Problem to solve
Return all of the data verbatim, dropping any picture.

Material shown
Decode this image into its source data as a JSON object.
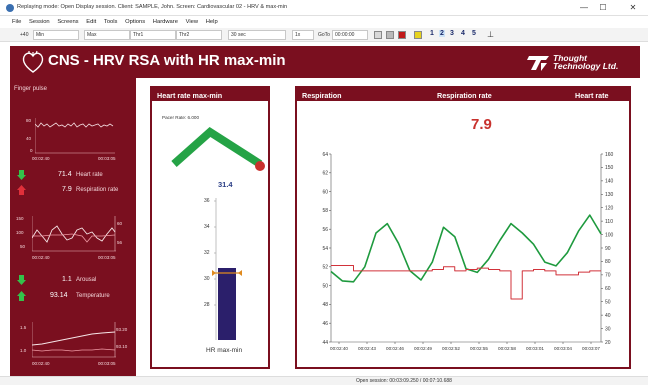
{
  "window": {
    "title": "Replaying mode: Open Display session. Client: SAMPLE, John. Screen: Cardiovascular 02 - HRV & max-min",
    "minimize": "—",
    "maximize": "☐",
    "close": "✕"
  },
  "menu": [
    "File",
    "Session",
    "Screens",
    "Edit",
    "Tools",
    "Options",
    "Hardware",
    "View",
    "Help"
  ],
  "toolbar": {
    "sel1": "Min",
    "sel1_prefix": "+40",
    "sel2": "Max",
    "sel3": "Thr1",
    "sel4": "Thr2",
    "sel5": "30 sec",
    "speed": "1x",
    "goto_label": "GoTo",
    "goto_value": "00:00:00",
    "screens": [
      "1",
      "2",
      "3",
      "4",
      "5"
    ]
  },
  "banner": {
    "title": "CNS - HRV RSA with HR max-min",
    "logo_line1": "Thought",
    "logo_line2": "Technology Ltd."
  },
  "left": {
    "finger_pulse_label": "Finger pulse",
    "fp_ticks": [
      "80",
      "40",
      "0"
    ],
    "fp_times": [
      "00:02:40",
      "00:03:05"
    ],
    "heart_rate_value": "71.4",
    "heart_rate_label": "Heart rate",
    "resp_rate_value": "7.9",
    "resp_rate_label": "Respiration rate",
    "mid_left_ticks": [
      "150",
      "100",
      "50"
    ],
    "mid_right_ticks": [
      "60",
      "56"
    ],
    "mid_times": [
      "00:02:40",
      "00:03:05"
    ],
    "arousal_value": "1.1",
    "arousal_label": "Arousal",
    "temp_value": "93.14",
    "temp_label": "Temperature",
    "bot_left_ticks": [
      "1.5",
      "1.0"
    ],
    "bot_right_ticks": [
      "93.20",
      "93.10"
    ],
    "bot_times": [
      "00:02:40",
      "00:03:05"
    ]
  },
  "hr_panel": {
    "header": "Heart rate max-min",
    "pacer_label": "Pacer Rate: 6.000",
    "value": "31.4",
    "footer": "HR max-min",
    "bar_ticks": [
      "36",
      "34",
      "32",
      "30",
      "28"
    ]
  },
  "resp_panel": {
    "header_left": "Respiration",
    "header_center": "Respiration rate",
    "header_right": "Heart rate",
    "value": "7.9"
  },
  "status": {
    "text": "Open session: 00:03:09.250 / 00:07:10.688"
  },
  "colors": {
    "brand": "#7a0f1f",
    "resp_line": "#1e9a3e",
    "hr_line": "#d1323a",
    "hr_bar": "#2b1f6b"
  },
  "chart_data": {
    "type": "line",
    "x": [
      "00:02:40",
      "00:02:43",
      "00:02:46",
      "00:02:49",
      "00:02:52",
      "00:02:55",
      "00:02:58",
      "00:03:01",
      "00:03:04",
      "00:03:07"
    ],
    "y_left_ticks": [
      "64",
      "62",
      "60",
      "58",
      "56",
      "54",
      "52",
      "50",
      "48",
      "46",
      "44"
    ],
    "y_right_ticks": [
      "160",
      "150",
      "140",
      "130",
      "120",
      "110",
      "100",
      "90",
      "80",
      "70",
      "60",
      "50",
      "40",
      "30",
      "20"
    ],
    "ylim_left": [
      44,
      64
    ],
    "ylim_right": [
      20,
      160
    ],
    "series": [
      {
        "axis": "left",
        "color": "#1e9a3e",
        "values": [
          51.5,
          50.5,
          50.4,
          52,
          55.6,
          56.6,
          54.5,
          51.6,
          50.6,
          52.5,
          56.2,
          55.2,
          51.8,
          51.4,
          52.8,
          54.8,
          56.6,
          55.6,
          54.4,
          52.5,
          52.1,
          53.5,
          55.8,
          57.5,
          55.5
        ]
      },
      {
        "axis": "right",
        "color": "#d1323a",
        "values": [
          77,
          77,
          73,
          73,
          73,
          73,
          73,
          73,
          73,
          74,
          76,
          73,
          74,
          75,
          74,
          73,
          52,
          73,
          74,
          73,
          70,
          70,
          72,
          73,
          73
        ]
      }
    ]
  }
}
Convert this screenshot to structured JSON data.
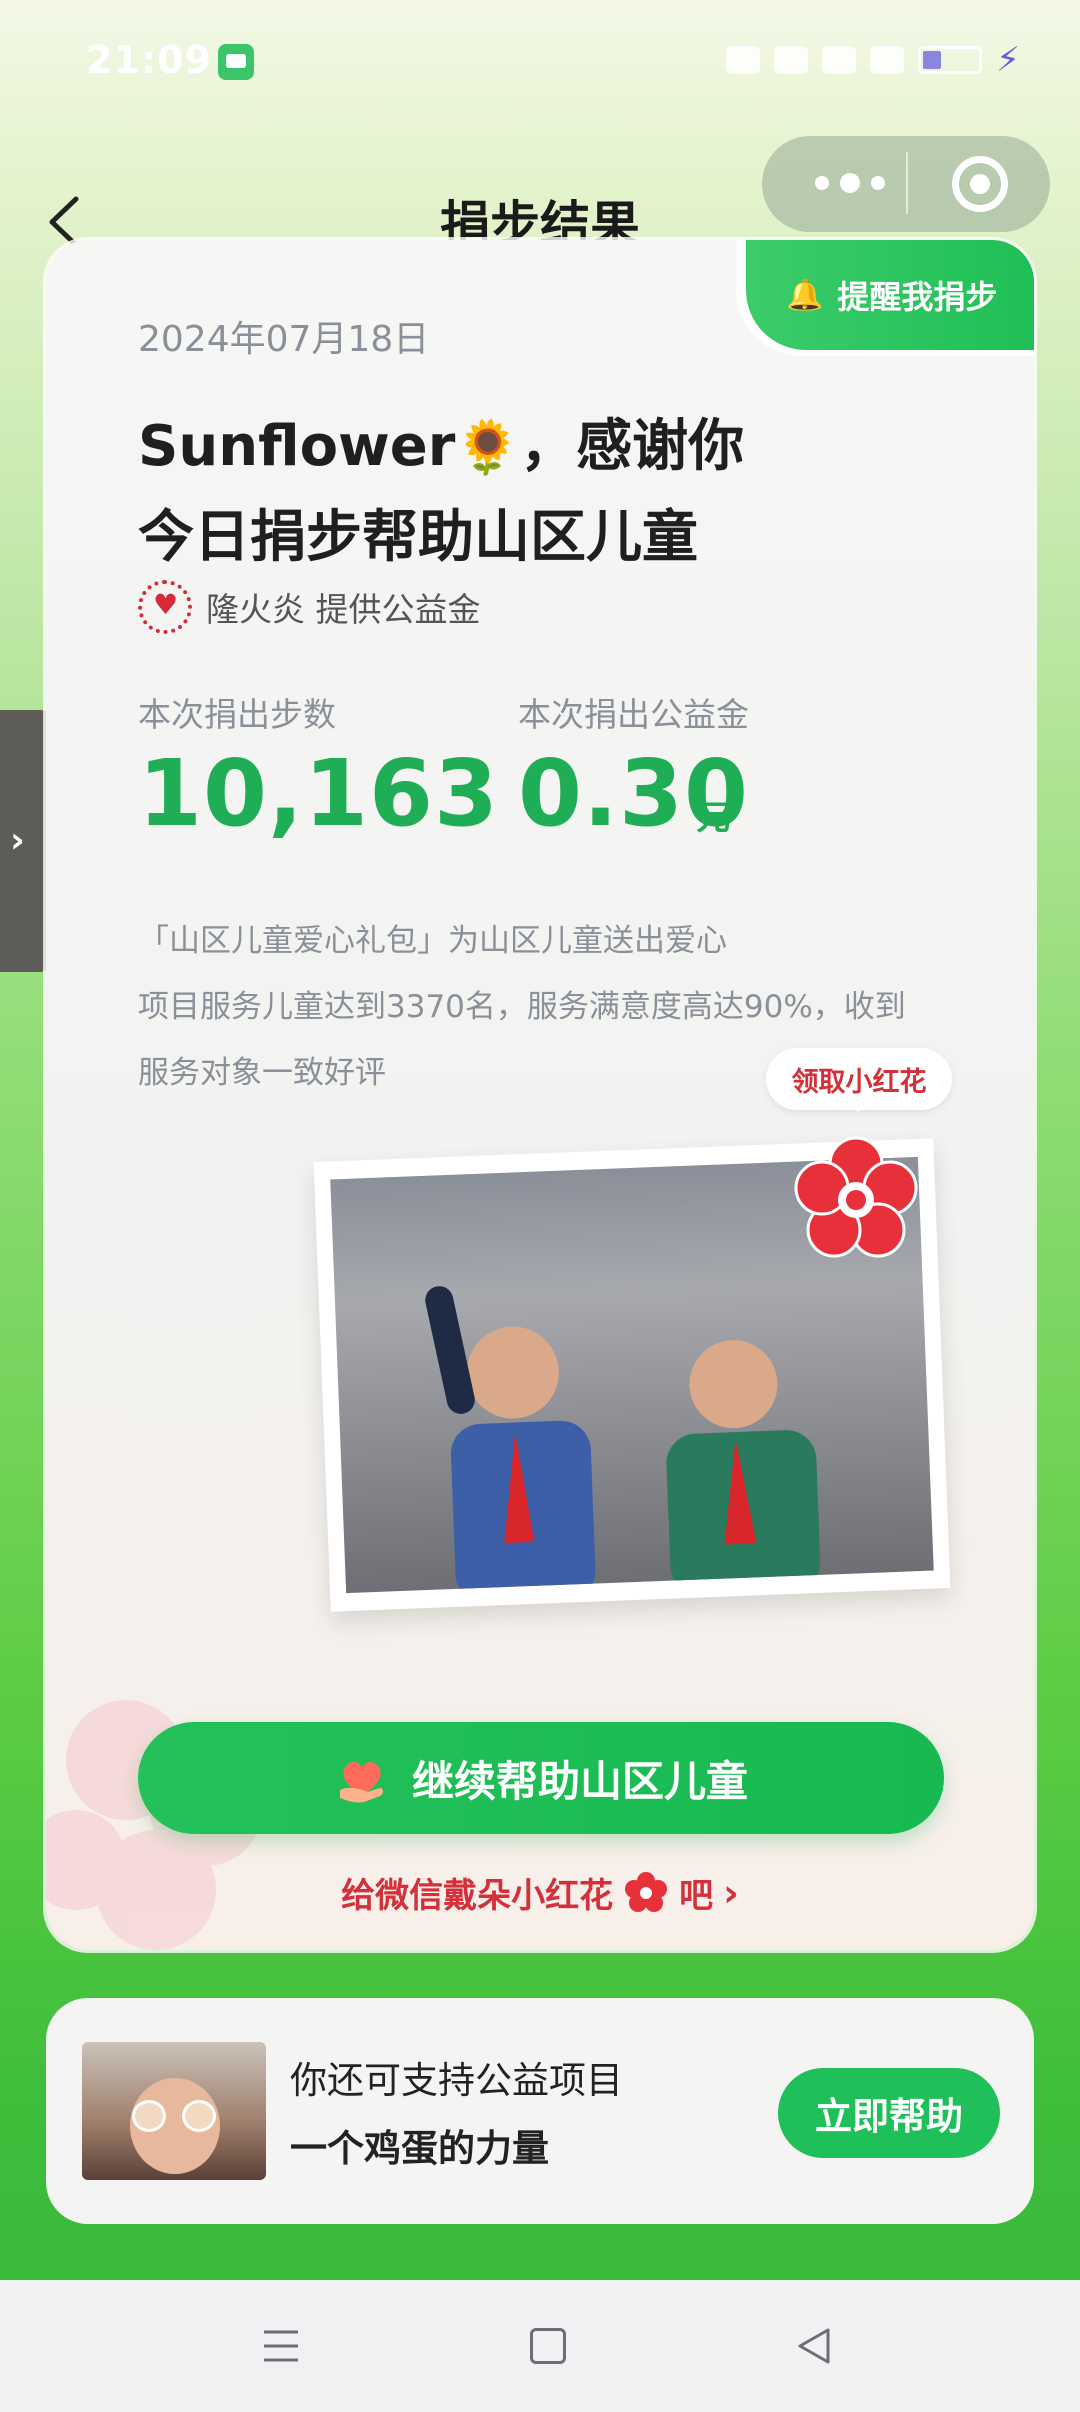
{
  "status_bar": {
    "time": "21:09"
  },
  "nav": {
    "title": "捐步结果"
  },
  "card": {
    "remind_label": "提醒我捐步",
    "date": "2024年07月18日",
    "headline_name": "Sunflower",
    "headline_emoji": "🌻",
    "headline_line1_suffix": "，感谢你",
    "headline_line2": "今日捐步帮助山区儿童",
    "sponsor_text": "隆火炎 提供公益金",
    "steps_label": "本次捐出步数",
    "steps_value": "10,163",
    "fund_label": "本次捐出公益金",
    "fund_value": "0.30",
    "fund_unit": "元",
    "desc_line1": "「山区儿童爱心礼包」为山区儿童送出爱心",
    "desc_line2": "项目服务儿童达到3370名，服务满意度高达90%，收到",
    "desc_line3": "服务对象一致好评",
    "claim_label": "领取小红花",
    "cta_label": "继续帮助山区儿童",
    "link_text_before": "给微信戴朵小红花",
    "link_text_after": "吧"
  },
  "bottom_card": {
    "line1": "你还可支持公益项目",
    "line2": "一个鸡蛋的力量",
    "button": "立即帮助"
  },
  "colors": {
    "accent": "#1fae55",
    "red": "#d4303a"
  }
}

Output for this task
Decode this image into its source data as a JSON object.
{
  "window": {
    "title": "Replaying mode: Open Display session. Client: SAMPLE, John. Screen: Cardiovascular 02 - HRV & max-min",
    "minimize": "—",
    "maximize": "☐",
    "close": "✕"
  },
  "menu": [
    "File",
    "Session",
    "Screens",
    "Edit",
    "Tools",
    "Options",
    "Hardware",
    "View",
    "Help"
  ],
  "toolbar": {
    "sel1": "Min",
    "sel1_prefix": "+40",
    "sel2": "Max",
    "sel3": "Thr1",
    "sel4": "Thr2",
    "sel5": "30 sec",
    "speed": "1x",
    "goto_label": "GoTo",
    "goto_value": "00:00:00",
    "screens": [
      "1",
      "2",
      "3",
      "4",
      "5"
    ]
  },
  "banner": {
    "title": "CNS - HRV RSA with HR max-min",
    "logo_line1": "Thought",
    "logo_line2": "Technology Ltd."
  },
  "left": {
    "finger_pulse_label": "Finger pulse",
    "fp_ticks": [
      "80",
      "40",
      "0"
    ],
    "fp_times": [
      "00:02:40",
      "00:03:05"
    ],
    "heart_rate_value": "71.4",
    "heart_rate_label": "Heart rate",
    "resp_rate_value": "7.9",
    "resp_rate_label": "Respiration rate",
    "mid_left_ticks": [
      "150",
      "100",
      "50"
    ],
    "mid_right_ticks": [
      "60",
      "56"
    ],
    "mid_times": [
      "00:02:40",
      "00:03:05"
    ],
    "arousal_value": "1.1",
    "arousal_label": "Arousal",
    "temp_value": "93.14",
    "temp_label": "Temperature",
    "bot_left_ticks": [
      "1.5",
      "1.0"
    ],
    "bot_right_ticks": [
      "93.20",
      "93.10"
    ],
    "bot_times": [
      "00:02:40",
      "00:03:05"
    ]
  },
  "hr_panel": {
    "header": "Heart rate max-min",
    "pacer_label": "Pacer Rate: 6.000",
    "value": "31.4",
    "footer": "HR max-min",
    "bar_ticks": [
      "36",
      "34",
      "32",
      "30",
      "28"
    ]
  },
  "resp_panel": {
    "header_left": "Respiration",
    "header_center": "Respiration rate",
    "header_right": "Heart rate",
    "value": "7.9"
  },
  "status": {
    "text": "Open session: 00:03:09.250 / 00:07:10.688"
  },
  "colors": {
    "brand": "#7a0f1f",
    "resp_line": "#1e9a3e",
    "hr_line": "#d1323a",
    "hr_bar": "#2b1f6b"
  },
  "chart_data": {
    "type": "line",
    "x": [
      "00:02:40",
      "00:02:43",
      "00:02:46",
      "00:02:49",
      "00:02:52",
      "00:02:55",
      "00:02:58",
      "00:03:01",
      "00:03:04",
      "00:03:07"
    ],
    "y_left_ticks": [
      "64",
      "62",
      "60",
      "58",
      "56",
      "54",
      "52",
      "50",
      "48",
      "46",
      "44"
    ],
    "y_right_ticks": [
      "160",
      "150",
      "140",
      "130",
      "120",
      "110",
      "100",
      "90",
      "80",
      "70",
      "60",
      "50",
      "40",
      "30",
      "20"
    ],
    "ylim_left": [
      44,
      64
    ],
    "ylim_right": [
      20,
      160
    ],
    "series": [
      {
        "axis": "left",
        "color": "#1e9a3e",
        "values": [
          51.5,
          50.5,
          50.4,
          52,
          55.6,
          56.6,
          54.5,
          51.6,
          50.6,
          52.5,
          56.2,
          55.2,
          51.8,
          51.4,
          52.8,
          54.8,
          56.6,
          55.6,
          54.4,
          52.5,
          52.1,
          53.5,
          55.8,
          57.5,
          55.5
        ]
      },
      {
        "axis": "right",
        "color": "#d1323a",
        "values": [
          77,
          77,
          73,
          73,
          73,
          73,
          73,
          73,
          73,
          74,
          76,
          73,
          74,
          75,
          74,
          73,
          52,
          73,
          74,
          73,
          70,
          70,
          72,
          73,
          73
        ]
      }
    ]
  }
}
Convert this screenshot to structured JSON data.
{
  "status_bar": {
    "time": "21:09"
  },
  "nav": {
    "title": "捐步结果"
  },
  "card": {
    "remind_label": "提醒我捐步",
    "date": "2024年07月18日",
    "headline_name": "Sunflower",
    "headline_emoji": "🌻",
    "headline_line1_suffix": "，感谢你",
    "headline_line2": "今日捐步帮助山区儿童",
    "sponsor_text": "隆火炎 提供公益金",
    "steps_label": "本次捐出步数",
    "steps_value": "10,163",
    "fund_label": "本次捐出公益金",
    "fund_value": "0.30",
    "fund_unit": "元",
    "desc_line1": "「山区儿童爱心礼包」为山区儿童送出爱心",
    "desc_line2": "项目服务儿童达到3370名，服务满意度高达90%，收到",
    "desc_line3": "服务对象一致好评",
    "claim_label": "领取小红花",
    "cta_label": "继续帮助山区儿童",
    "link_text_before": "给微信戴朵小红花",
    "link_text_after": "吧"
  },
  "bottom_card": {
    "line1": "你还可支持公益项目",
    "line2": "一个鸡蛋的力量",
    "button": "立即帮助"
  },
  "colors": {
    "accent": "#1fae55",
    "red": "#d4303a"
  }
}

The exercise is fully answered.